Kate, Architectural Design, 2022
Valery Kate Perez is a Colombian – American multidisciplinary artist and designer. Her work challenges and identifies how different spaces interact with human emotions and behaviors. She finds herself interested in how spaces impact our lives and how people create spatial understanding.
The Topographic Pin Generator translates two – dimensional topographic maps into three-dimensional landscapes. The machine was designed inspired by the Pin Art Toy created by Ward Fleming in the year 1987. It creates three-dimensional reliefs of topographical information by using an array of pins that move on the z-axis, based on the height information of recorded topographical maps. The mechanics of this machine function similar to a 3D printer, it needs a series of coordinate points to recreate a designated landscape. Instead of printing a materialized object this variation of a 3D printer will utilize coordinate points to create scaled three-dimensional cuts of landscapes. This process of making explores spatial interpretations and comprehension of landscapes through two – dimensional and three-dimensional processes.
The Topographic Pin Generator utilizes the mechanics of a 3D printer to move pins on the z-axis to form landscapes that were captured by software that registers topographical information. By using the software Cad Mapper, topographical information can be transferred into Rhino in a series of layers. In Rhino, the software plug-in Grasshopper is then used to register the coordinate points of the topographical elevations. These coordinate points are then exported as G-code, a file type that can be recognized by the printer. This alternative printer machine has been programmed to move upward towards a series of suspended pins that live securely attached to two acrylic sheets. As these pins move they will generate the same topographical landscape as the one generated in the previous digital realm of the software used.
I was able to generate physical depictions of a landscape by using various digital programs and plug-ins such as Cadmapper, Rhino, Grasshopper, Xylinus (created by Ryan Hoover) , G-code, and PronterFace.

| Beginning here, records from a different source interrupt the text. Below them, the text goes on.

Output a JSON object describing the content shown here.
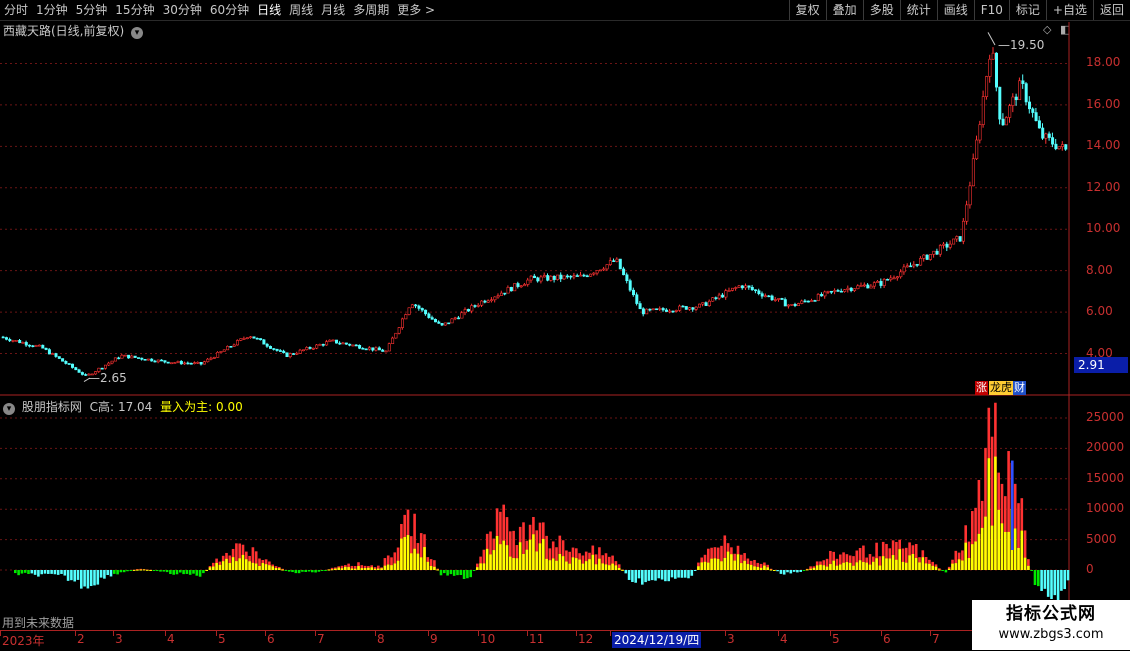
{
  "toolbar": {
    "periods": [
      "分时",
      "1分钟",
      "5分钟",
      "15分钟",
      "30分钟",
      "60分钟",
      "日线",
      "周线",
      "月线",
      "多周期",
      "更多 >"
    ],
    "active_period": "日线",
    "actions": [
      "复权",
      "叠加",
      "多股",
      "统计",
      "画线",
      "F10",
      "标记",
      "+自选",
      "返回"
    ]
  },
  "main_chart": {
    "title": "西藏天路(日线,前复权)",
    "high_label": "19.50",
    "low_label": "2.65",
    "axis_labels": [
      "18.00",
      "16.00",
      "14.00",
      "12.00",
      "10.00",
      "8.00",
      "6.00",
      "4.00"
    ],
    "current_price_tag": "2.91",
    "badges": [
      "涨",
      "龙虎",
      "财"
    ]
  },
  "indicator": {
    "name": "股朋指标网",
    "label1": "C高:",
    "value1": "17.04",
    "label2": "量入为主:",
    "value2": "0.00",
    "axis_labels": [
      "25000",
      "20000",
      "15000",
      "10000",
      "5000",
      "0"
    ],
    "footer_note": "用到未来数据"
  },
  "time_axis": {
    "labels": [
      "2023年",
      "2",
      "3",
      "4",
      "5",
      "6",
      "7",
      "8",
      "9",
      "10",
      "11",
      "12",
      "2024/12/19/四",
      "3",
      "4",
      "5",
      "6",
      "7"
    ]
  },
  "watermark": {
    "line1": "指标公式网",
    "line2": "www.zbgs3.com"
  },
  "colors": {
    "up": "#ff3232",
    "down": "#54ffff",
    "yellow": "#ffff00",
    "green": "#00e800",
    "grid": "#aa2222",
    "accent_blue": "#0a1ea8"
  },
  "chart_data": [
    {
      "type": "candlestick",
      "title": "西藏天路(日线,前复权)",
      "y_range": [
        2.5,
        20
      ],
      "x_range": [
        "2023-01",
        "2024-07"
      ],
      "points_monthly_close": [
        {
          "x": "2023-01",
          "y": 4.6
        },
        {
          "x": "2023-02",
          "y": 3.2
        },
        {
          "x": "2023-03",
          "y": 3.9
        },
        {
          "x": "2023-04",
          "y": 3.6
        },
        {
          "x": "2023-05",
          "y": 4.8
        },
        {
          "x": "2023-06",
          "y": 4.0
        },
        {
          "x": "2023-07",
          "y": 4.6
        },
        {
          "x": "2023-08",
          "y": 6.3
        },
        {
          "x": "2023-09",
          "y": 5.3
        },
        {
          "x": "2023-10",
          "y": 7.0
        },
        {
          "x": "2023-11",
          "y": 7.5
        },
        {
          "x": "2023-12",
          "y": 8.4
        },
        {
          "x": "2024-01",
          "y": 6.0
        },
        {
          "x": "2024-02",
          "y": 6.2
        },
        {
          "x": "2024-03",
          "y": 7.2
        },
        {
          "x": "2024-04",
          "y": 6.6
        },
        {
          "x": "2024-05",
          "y": 7.3
        },
        {
          "x": "2024-06",
          "y": 8.8
        },
        {
          "x": "2024-07",
          "y": 16.0
        }
      ],
      "annotations": [
        "19.50",
        "2.65"
      ],
      "grid": true
    },
    {
      "type": "bar",
      "title": "股朋指标网",
      "y_range": [
        -5000,
        25000
      ],
      "series_colors": [
        "red",
        "yellow",
        "cyan",
        "green",
        "blue"
      ],
      "peak_value": 25000,
      "grid": true
    }
  ]
}
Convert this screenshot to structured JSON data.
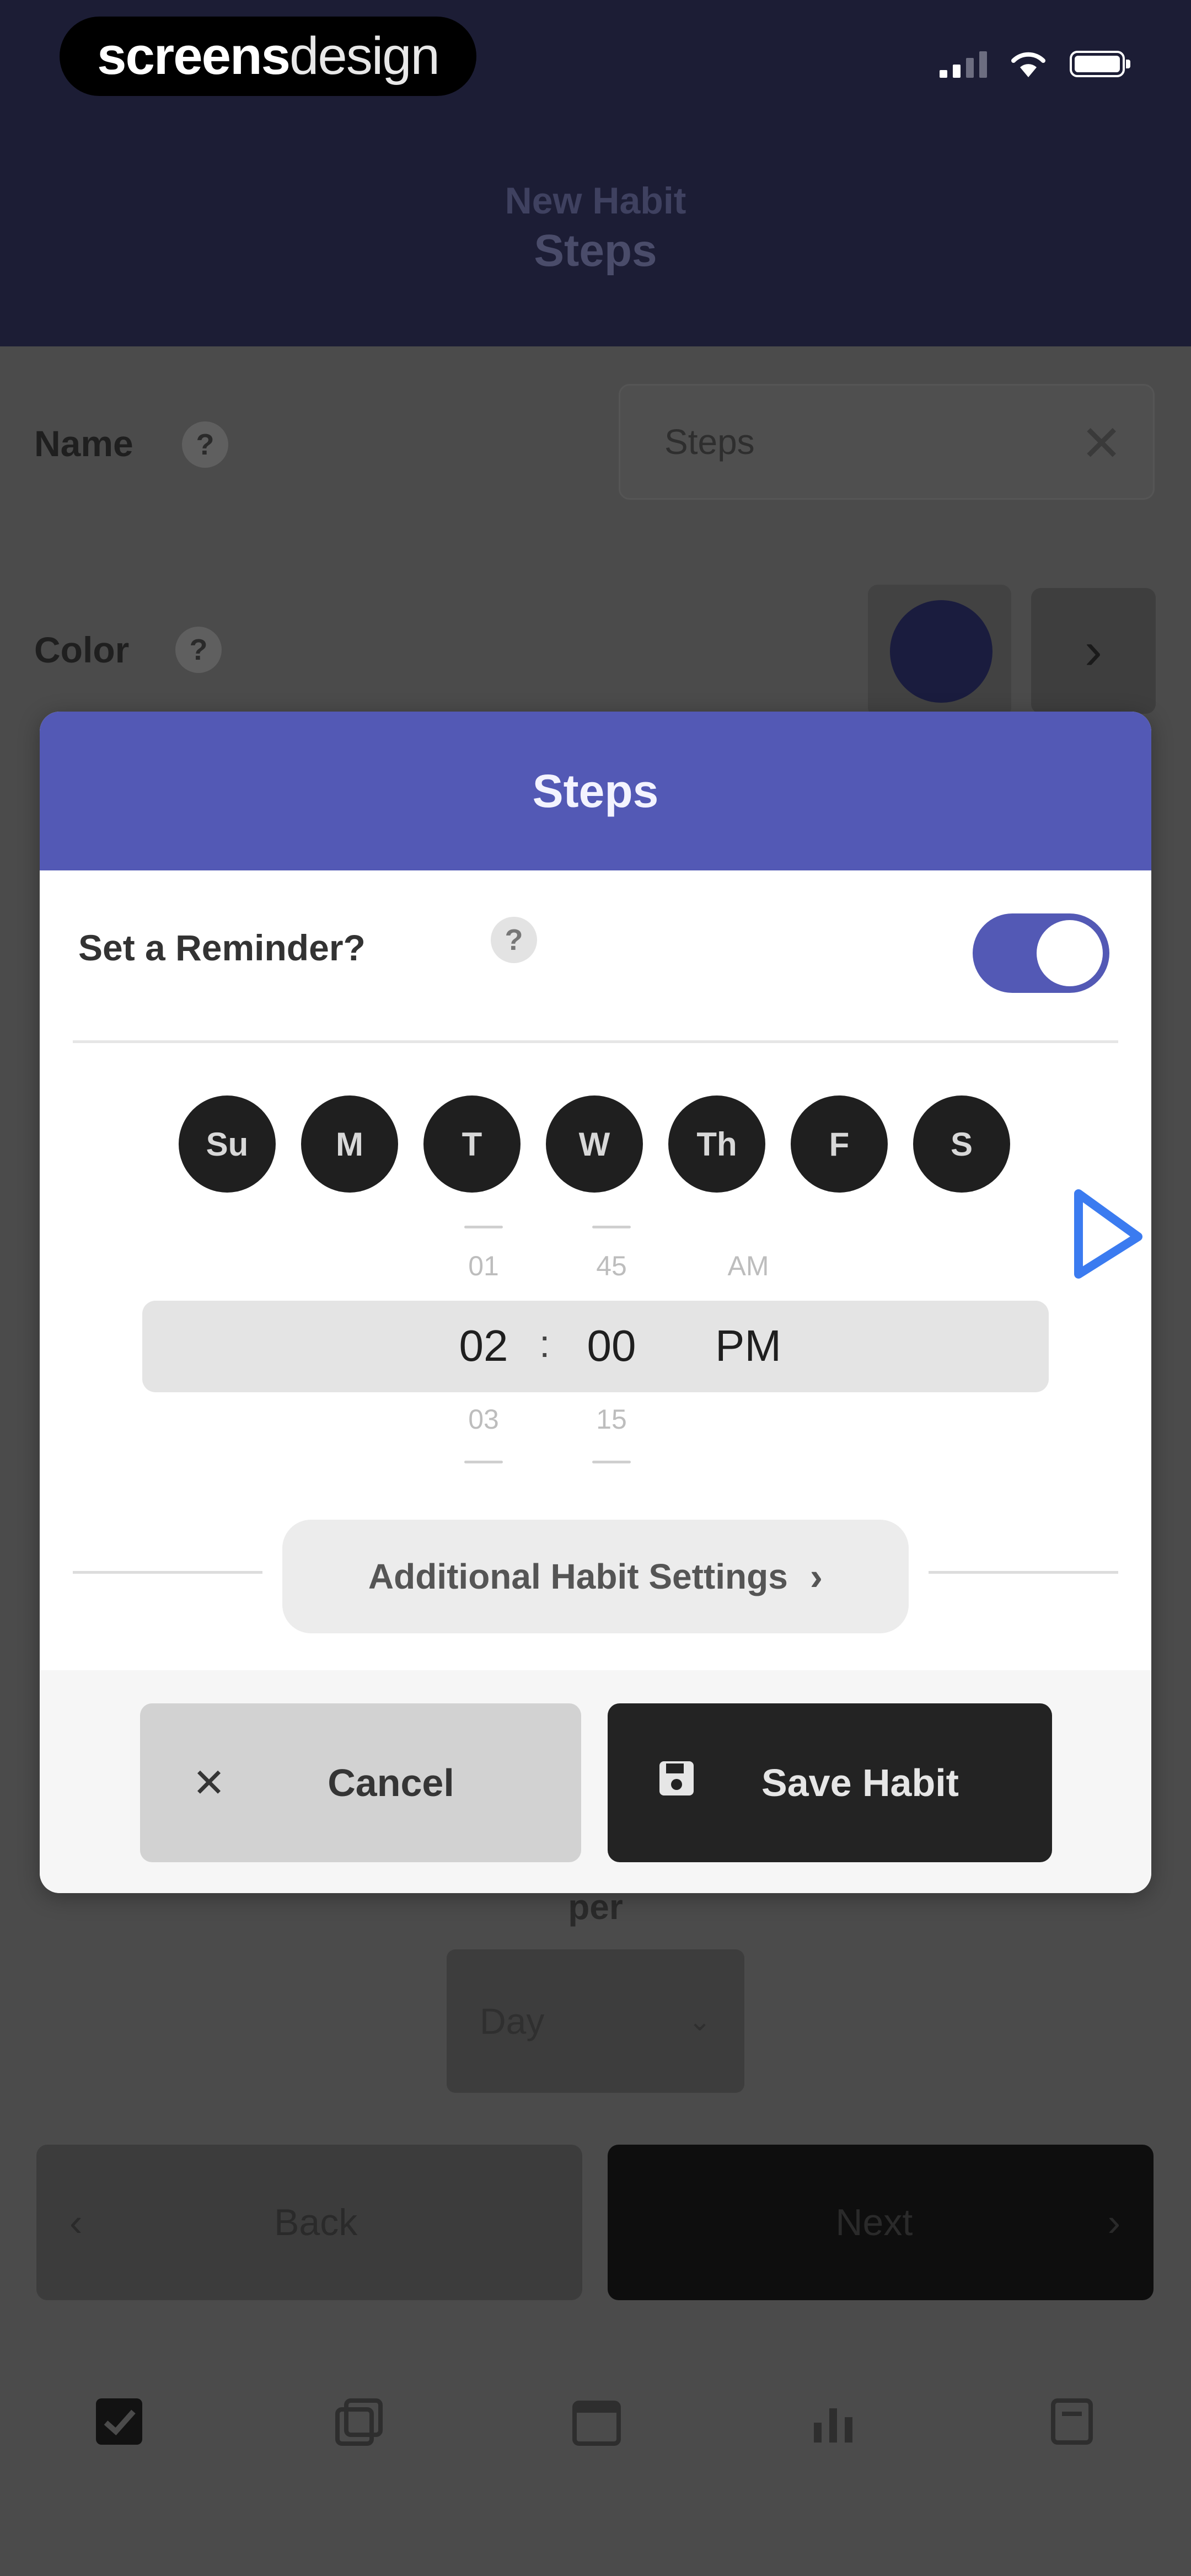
{
  "status_bar": {
    "brand_bold": "screens",
    "brand_light": "design"
  },
  "header": {
    "subtitle": "New Habit",
    "title": "Steps"
  },
  "form": {
    "name_label": "Name",
    "name_value": "Steps",
    "color_label": "Color",
    "color_value": "#1a1c3e",
    "per_label": "per",
    "period_value": "Day",
    "back_label": "Back",
    "next_label": "Next"
  },
  "modal": {
    "title": "Steps",
    "reminder_label": "Set a Reminder?",
    "reminder_enabled": true,
    "days": [
      "Su",
      "M",
      "T",
      "W",
      "Th",
      "F",
      "S"
    ],
    "time_picker": {
      "hour_prev": "01",
      "hour": "02",
      "hour_next": "03",
      "separator": ":",
      "minute_prev": "45",
      "minute": "00",
      "minute_next": "15",
      "ampm_prev": "AM",
      "ampm": "PM"
    },
    "settings_label": "Additional Habit Settings",
    "cancel_label": "Cancel",
    "save_label": "Save Habit"
  },
  "colors": {
    "header_bg": "#1c1d35",
    "modal_accent": "#5359b5",
    "dim_overlay": "#4b4b4b"
  },
  "icons": {
    "help": "question-icon",
    "clear": "close-icon",
    "chevron": "chevron-right-icon",
    "cancel": "close-icon",
    "save": "floppy-disk-icon"
  }
}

Using Cadmapper I chose to map the Inner Harbor and imported the file into Rhino. With this information, I took the surface of the topographical input, and with the help of Ryan Hoover, utilized Grasshopper to register the various coordinate points according to the landscape of the Inner Harbor. Using Ryan’s plugin for Grasshopper called Xylinus, coordinate points can be exported into g- code to be then imported into Pronterface. In Pronterface, the software used to make the 3D printer function was coded to push individual pins in the z-axis to reflect the landscape of the Inner Harbor.
My finding was that landscapes can be recreated in a physical manner by utilizing the mechanics of a 3D printer and introducing the functions of Pin Art to move individual pins to different lengths according to the elevation of a landscape.
Creative Process Journal